Building a Bridge on Bad Data? 1000 Friends Urges Reconsideration of Salem River Crossing

In Salem, leaders are soon to make a choice about whether to build the Salem River Crossing across the Willamette River, a massive project that could cost more than $800 million. Supporters say the bridge is needed to handle projected traffic and population growth in Polk and Marion counties. But new data show that these assumptions may be incorrect.

Our Willamette Valley Advocate, Mia Nelson, recently told the Salem Weekly and Salem City Council why.

Download Mia's letter to the Salem City Council, that explains why updated draft state population forecasts show that the new bridge supporters may be standing on shaky ground. 

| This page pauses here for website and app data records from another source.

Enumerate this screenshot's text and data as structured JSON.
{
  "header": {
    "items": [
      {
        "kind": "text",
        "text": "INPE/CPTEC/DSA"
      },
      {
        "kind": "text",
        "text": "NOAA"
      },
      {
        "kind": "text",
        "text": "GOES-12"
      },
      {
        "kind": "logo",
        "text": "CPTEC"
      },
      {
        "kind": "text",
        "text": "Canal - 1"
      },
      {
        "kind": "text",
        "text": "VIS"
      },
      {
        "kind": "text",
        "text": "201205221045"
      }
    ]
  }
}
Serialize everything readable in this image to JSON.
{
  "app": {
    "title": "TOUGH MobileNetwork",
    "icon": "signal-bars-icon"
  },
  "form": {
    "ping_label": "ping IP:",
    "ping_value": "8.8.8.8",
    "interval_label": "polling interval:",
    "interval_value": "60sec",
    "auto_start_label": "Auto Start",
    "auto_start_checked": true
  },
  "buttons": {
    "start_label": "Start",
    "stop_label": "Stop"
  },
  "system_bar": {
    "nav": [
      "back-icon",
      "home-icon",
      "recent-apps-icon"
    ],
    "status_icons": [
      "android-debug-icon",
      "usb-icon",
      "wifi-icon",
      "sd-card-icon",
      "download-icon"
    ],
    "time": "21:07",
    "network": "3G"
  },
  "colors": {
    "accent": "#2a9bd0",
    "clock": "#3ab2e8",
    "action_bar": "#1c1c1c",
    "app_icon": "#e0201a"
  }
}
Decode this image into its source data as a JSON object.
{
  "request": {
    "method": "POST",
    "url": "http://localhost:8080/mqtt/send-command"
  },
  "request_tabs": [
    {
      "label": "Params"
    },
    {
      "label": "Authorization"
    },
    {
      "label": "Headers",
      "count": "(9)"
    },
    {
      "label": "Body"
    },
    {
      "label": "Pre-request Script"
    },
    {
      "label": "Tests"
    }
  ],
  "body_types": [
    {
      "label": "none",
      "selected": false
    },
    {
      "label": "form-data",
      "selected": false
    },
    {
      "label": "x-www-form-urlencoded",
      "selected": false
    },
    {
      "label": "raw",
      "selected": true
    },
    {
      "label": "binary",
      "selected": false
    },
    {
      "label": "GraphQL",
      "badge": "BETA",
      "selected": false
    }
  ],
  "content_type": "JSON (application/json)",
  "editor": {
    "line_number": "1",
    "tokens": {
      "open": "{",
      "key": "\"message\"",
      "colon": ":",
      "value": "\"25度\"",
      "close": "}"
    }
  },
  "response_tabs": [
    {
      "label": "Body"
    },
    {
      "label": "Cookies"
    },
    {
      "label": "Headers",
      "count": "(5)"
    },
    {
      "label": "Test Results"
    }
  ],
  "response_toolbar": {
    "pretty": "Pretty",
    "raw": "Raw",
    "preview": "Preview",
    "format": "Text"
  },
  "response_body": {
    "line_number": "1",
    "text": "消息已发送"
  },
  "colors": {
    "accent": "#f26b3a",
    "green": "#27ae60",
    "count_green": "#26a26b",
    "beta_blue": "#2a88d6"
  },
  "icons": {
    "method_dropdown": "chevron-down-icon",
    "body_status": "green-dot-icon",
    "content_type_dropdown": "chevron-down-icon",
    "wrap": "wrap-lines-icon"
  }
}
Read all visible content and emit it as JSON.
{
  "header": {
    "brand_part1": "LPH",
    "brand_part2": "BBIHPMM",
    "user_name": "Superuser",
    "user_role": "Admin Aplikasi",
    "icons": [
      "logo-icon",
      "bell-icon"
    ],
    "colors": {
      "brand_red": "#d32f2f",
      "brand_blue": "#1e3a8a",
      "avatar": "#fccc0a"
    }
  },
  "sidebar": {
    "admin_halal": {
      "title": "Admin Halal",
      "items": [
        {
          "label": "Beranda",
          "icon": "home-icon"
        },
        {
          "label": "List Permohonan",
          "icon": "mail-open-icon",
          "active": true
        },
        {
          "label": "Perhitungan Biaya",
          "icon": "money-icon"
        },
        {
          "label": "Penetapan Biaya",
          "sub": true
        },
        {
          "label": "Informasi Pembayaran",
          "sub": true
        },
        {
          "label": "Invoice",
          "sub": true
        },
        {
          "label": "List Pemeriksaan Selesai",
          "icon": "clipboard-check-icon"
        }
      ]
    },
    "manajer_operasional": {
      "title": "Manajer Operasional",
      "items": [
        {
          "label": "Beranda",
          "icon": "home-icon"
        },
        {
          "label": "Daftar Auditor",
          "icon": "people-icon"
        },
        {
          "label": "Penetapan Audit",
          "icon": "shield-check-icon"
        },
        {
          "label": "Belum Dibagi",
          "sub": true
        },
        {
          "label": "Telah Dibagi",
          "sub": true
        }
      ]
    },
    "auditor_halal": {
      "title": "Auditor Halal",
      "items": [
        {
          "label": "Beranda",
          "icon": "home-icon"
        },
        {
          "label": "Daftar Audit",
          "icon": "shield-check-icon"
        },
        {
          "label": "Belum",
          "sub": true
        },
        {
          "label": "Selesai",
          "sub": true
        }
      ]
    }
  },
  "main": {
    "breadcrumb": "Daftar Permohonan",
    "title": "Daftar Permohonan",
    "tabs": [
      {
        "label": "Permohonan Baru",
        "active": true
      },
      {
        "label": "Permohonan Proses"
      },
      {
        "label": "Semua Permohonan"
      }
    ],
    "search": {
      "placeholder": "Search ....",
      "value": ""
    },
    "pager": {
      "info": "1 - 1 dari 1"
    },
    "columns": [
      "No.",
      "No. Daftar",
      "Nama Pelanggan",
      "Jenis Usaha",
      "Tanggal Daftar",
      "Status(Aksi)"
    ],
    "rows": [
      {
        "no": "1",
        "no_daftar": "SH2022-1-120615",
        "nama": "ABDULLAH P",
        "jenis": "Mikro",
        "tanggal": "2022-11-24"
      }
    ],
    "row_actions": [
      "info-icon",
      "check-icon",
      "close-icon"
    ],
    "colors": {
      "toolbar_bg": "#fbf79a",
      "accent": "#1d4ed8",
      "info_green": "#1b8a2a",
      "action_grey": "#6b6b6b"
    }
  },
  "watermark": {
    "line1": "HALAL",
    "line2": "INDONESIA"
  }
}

As shown in the map of alternatives at right, the Salem River Crossing project could include considerable widening and reconstruction of other arterials and highways (including Highway 22) in downtown, north Salem, and West Salem. Leaders in Salem, Keizer, and Marion and Polk Counties are currently working to choose a locally preferred alternative.

Yet as Mia Nelson told Salem Weekly's Helen Caswell recently, they may be working with outdated information as they make this crucial decision. Caswell wrote in the paper earlier this month:

On January 2, the Oregon Office of Economic Analysis (OEA) issued a new draft document, a 2012 long-range forecast [currently subject to public review and comment], to all Oregon county officials. 

The draft document predicts significantly less growth for our area than previously expected.  Recent analysis also suggests that traffic is decreasing in ways City Council’s figures do not reflect.

“The question of whether or not there is a need for this new bridge has to be answered by the facts that exist today,” says Eugene’s Mia Nelson, a real estate developer and construction contractor for 17-years who now represents 1000 Friends of Oregon, a non-profit organization focused on livability.

On January 4, Nelson wrote Salem’s Mayor Anna Peterson and the Salem City Council to advise them that population and traffic forecasts used by the group that has guided “Third Bridge” exploration since 2006 were based on older data that assumed higher growth in Polk County than the new OEA draft forecast.

“Is it really true,” Nelson wrote the City Council, “that bridge traffic will double in the next 18 years? If not, then the integrity of the decision-making process has been compromised, because that assumption was key to the determination that a third bridge was necessary.”

Population statistics used by the City Council thus far have relied on 2000 census and 2004 OEA projections, Nelson says.  The calculations predicted, for example, that afternoon peak period traffic across the Willamette between Salem and West Salem would double by 2031.

In fact, however, current bridge traffic levels are already 25% lower than those forecast for 2015.

Faulty assumptions, Nelson wrote in her letter to the Council, raise the risk of a bad decision. “Wrong inputs yield wrong outputs.”

When she spoke to Salem Weekly, Nelson said, “Population growth predicted by the 2004 figures [currently used by the City Council] is almost 50% higher than the new OEA draft.  That’s not a solid basis for a project this large.”

Read the rest of the article here.

1000 Friends fully supports modernizing Salem's infrastructure. But before committing city and state taxpayers to such an expensive project, leaders need accurate, current information about whether such a project is actually needed. It isn't clear that the data used so far in this project is accurate.

Furthermore, leaders must consider whether a huge new bridge undermines other community goals, like creating a vibrant downtown, promoting transportation options and safety, and saving taxpayers money. We will continue working with local leaders and residents to find transportation solutions that help Salem, rather than pin its future on outdated data.

Click here to learn more about the Salem River Crossing project, read its Draft Environmental Impact Statement, and learn about how you can get involved.